Uncertainty makes for fascinating elections, and David Cunliffe has added to that by not even being willing to show solidarity with the Greens. But as fun as the tealeaves game is, voters are going to need better answers from the major party leaders
New Zealand First in 1996. The Maori Party in 2008. There are times when the minor parties have provided some major shocks and made a major difference as to who gets to govern New Zealand. But one thing you thought you could count on this year was the Labour-Greens bloc. Only it turns out it's not that simple.
Every poll in recent months has put Nationals support up against the Labour-Greens support. The understanding has been that National is up against a duo to their left; not just the Opposition, but a third party of unprecedented scale in the MMP era. As Andrew Geddis and I have banged on for the past couple of years, one of the key challenges for that left bloc was to ready voters for the prospect of the second largest party in parliament forming a government.
The anticipation of a close election race this year was because late last year that centre-left bloc was ahead of National and it was game on.
But in recent weeks two things have happened to muddy that picture. First, the Greens have slid a little in the pols.

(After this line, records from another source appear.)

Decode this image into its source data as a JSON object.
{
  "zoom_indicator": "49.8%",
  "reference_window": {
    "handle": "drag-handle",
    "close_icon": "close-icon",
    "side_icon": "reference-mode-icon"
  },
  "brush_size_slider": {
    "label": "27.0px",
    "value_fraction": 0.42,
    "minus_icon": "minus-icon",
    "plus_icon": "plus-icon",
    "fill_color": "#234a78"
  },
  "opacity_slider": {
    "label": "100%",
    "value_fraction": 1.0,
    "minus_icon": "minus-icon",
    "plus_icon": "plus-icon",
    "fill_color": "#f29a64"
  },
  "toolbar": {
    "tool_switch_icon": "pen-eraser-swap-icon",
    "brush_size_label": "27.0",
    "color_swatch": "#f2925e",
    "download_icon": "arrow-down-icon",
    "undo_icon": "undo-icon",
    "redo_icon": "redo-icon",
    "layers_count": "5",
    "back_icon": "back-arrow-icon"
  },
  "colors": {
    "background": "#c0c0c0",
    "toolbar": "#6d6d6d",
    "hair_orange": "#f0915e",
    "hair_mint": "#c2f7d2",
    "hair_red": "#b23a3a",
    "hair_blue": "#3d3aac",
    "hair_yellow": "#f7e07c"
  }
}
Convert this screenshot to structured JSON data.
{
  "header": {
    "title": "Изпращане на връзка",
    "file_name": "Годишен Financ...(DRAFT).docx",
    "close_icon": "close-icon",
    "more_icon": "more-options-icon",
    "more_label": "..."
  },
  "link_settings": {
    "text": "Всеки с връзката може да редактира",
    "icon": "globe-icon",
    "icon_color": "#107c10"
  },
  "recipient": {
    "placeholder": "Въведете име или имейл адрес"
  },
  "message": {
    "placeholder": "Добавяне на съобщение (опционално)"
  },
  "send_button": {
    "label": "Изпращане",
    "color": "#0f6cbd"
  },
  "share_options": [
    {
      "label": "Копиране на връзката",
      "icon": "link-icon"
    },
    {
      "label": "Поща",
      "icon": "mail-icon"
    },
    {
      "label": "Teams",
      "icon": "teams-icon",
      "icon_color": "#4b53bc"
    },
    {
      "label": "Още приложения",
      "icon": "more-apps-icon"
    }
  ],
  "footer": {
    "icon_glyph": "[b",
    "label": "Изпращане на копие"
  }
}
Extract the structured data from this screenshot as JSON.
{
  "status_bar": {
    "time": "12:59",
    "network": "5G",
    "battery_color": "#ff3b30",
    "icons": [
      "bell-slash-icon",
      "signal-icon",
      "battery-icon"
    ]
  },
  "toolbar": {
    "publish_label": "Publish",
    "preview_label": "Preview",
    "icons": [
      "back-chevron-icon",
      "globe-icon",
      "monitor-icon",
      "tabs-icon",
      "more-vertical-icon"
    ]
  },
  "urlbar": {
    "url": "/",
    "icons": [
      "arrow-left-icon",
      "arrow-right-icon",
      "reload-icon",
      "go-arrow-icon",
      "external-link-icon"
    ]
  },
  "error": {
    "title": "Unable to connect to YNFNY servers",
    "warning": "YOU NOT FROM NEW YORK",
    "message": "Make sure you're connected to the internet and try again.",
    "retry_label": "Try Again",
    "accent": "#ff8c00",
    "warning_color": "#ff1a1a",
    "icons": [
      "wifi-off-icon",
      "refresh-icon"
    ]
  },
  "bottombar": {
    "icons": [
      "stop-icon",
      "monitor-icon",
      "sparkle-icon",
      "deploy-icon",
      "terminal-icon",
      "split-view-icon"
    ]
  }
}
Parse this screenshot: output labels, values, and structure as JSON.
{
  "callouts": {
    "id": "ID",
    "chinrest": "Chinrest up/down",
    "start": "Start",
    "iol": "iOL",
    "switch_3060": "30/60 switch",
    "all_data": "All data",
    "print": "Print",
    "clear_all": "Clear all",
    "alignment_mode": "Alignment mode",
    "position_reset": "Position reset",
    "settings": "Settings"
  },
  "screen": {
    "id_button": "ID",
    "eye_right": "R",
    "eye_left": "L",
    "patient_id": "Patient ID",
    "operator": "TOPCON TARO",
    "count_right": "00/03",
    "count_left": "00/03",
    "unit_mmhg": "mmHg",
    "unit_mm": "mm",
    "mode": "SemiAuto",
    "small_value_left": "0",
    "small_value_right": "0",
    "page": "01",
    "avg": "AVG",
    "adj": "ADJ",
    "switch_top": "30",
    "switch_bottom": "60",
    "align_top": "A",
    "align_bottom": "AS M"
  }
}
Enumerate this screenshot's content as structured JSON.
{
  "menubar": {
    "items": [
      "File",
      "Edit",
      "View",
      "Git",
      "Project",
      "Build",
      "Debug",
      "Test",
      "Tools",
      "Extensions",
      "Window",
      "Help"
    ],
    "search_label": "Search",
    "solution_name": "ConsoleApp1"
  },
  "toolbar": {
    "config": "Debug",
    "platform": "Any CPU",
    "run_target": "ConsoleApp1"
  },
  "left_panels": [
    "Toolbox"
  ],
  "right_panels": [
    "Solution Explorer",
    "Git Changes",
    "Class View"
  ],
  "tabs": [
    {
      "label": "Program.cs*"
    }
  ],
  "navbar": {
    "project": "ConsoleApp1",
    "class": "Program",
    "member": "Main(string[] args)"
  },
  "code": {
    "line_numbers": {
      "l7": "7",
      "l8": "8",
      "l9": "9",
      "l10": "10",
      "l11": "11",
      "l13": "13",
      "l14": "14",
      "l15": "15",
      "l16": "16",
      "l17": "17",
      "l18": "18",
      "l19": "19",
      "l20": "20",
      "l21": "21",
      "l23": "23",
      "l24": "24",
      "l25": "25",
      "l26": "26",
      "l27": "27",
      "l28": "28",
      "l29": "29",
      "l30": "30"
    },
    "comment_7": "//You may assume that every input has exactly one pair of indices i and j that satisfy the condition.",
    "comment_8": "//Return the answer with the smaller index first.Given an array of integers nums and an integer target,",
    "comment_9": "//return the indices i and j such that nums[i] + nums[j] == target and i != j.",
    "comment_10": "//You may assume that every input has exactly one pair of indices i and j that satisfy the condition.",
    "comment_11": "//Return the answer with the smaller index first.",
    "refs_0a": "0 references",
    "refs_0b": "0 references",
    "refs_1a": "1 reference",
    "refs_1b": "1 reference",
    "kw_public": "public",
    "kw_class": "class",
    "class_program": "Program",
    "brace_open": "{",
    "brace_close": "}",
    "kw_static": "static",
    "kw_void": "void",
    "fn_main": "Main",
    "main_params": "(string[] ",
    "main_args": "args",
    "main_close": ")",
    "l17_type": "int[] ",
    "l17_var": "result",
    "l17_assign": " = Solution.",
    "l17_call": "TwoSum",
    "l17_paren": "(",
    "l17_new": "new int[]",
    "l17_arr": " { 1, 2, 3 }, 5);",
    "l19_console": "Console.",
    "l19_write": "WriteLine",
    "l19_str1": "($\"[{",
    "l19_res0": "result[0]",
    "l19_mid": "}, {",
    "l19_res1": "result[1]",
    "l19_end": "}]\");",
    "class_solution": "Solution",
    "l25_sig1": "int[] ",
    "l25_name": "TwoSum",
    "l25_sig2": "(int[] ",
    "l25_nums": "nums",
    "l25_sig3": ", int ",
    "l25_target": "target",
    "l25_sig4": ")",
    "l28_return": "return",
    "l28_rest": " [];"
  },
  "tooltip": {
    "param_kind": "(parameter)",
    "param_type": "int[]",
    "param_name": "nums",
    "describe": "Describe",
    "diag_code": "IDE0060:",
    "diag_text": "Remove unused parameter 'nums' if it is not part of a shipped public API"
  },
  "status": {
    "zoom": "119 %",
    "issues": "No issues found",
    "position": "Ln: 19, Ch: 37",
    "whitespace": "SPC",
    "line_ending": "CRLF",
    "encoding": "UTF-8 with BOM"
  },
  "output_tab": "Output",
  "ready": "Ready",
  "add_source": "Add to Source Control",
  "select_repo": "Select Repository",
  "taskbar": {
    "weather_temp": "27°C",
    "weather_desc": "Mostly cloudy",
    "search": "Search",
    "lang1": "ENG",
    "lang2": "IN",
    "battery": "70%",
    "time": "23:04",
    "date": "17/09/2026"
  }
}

It's far from catastrophic, but the party that was getting as high as 15 percent is now averaging 10.8 percent in our polls of polls. That's back to near where New Zealand First ended up in 2002 – not so unprecedented anymore.
Then, this past weekend, David Cunliffe told Paddy Gower on The Nation that there was no guarantee that Labour would do business with the Greens after election day. Despite all the talk of partnership and the feeling if there was one thing you could count on the coalition front it was a Labour-Greens alliance, there was the Labour leader refusing to rule out doing to the Greens what Helen Clark did to them in the past – preferring Winston Peters over them.
Not only that, Cunliffe retracted former leader David Shearer's promise of a proportional Cabinet, with the Greens getting the same percentage of ministers as it did voters. That deal could have seen the likes of Catherine Delahunty and Eugenie Sage in cabinet ahead of Phil Goff or even Shearer himself. Cunliffe said:
David Shearer's a fine guy, but we're different roosters. I'm not doing it that way. I'm going to do it after the election in private with my Green colleagues."
While that is not an outright rejection, but it's clearly a distancing of his party from his closest allies and a signal to the Greens that they can't expect any favours.
Some have criticised such coalition questioning as pointless. Which is nonsense. Day after day we've seen stories about National's coalition conundrums, with little being asked of Labour. And here we immediately see a line drawn between presumed allies.
As Gower pointed out, Labour is asking the public to do something it has never done before – let the second largest party in parliament form a government. For it to have the trust it needs, surely Labour needs to offer more transparency than that. To refuse to answer questions about a colaition even with your best mate, and to say that any deals will only be done after the election, lacks respect for what the party is asking of voters.
Cunliffe said the voters have the right to choose who governs. But that argument misses the point that it's only an informed choice if they know what that government might look like.
Why should voters trust Labour with such a bold move to a second-place-led government, if they don't have a clear idea of what sort of government they'd be backing? Cunliffe is surely going to have to be more transparent than that.
It's fair to say that more will be expected of John Key as well. So far he has moved from declaring how transparent he would be this year to indicating he won't decide on any electorate deals until the campaign is under way. If that's his idea of transparency, Lord help us when he's feeling opaque.
One thing about the uncertainty introduced by Cunliffe, however, is that if fits the mood of the times. The minor parties have all to play for this year and the uncertainty surrounding them is arguably greater than ever. Oh, we know where ACT and United Future stand. But National won't rule out New Zealand First, Labour won't rule in the Greens, New Zealand First is open to all-comers (or none), Labour could accept Mana in government but not Hone Harawira in cabinet; and the Maori Party could go either way.
Oh, and then there's the Conservative Party, which may be a wasted two percent party of less consequence than even the Christians of days gone by, or could have a seat gifted to it and win the election for the centre-right.
Boy oh boy, the joy of uncertainty. But I suspect voters may not share my sense of fun on this one and will start demanding answers before long so that they can go into this critical election with their eyes wide open.